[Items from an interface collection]
┄┄┄┄┄┄┄┄┄┄┄┄┄┄┄┄┄┄┄┄
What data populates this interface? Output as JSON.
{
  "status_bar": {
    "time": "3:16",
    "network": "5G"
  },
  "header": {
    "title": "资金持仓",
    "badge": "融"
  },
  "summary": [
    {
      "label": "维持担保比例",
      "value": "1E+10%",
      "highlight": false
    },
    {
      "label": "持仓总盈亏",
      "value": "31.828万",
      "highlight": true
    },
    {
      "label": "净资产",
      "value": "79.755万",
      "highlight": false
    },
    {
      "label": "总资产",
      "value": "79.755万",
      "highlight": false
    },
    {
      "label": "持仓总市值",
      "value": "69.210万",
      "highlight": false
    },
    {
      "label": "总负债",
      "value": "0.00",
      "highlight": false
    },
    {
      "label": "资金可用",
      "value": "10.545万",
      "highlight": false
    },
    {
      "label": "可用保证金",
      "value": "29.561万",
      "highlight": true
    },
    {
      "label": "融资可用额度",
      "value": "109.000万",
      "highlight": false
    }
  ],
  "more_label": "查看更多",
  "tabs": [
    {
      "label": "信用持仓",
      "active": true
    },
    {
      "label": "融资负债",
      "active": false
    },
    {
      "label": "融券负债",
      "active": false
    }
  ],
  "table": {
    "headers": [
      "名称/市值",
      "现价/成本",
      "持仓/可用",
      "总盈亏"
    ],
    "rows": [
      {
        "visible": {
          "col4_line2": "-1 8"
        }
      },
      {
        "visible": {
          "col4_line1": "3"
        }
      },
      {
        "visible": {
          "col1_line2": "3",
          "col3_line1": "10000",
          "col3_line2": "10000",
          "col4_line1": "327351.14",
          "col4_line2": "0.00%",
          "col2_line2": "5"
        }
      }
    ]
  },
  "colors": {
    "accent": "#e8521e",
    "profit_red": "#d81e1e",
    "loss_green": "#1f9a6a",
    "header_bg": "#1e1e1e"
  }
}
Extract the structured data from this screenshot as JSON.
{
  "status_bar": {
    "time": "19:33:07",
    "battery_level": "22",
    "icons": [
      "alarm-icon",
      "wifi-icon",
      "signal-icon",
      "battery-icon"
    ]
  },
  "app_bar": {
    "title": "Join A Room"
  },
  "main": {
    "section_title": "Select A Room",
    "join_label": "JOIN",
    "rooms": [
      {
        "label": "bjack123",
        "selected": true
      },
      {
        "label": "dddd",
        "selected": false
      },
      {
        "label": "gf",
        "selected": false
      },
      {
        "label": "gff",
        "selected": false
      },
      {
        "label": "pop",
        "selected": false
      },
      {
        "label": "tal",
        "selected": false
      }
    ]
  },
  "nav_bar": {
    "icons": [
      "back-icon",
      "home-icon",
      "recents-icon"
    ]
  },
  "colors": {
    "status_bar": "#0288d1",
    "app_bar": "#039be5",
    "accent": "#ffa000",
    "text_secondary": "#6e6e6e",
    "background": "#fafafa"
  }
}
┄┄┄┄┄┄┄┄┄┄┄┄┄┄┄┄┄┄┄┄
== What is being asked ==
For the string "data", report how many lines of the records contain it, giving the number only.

== Output of the task ==
2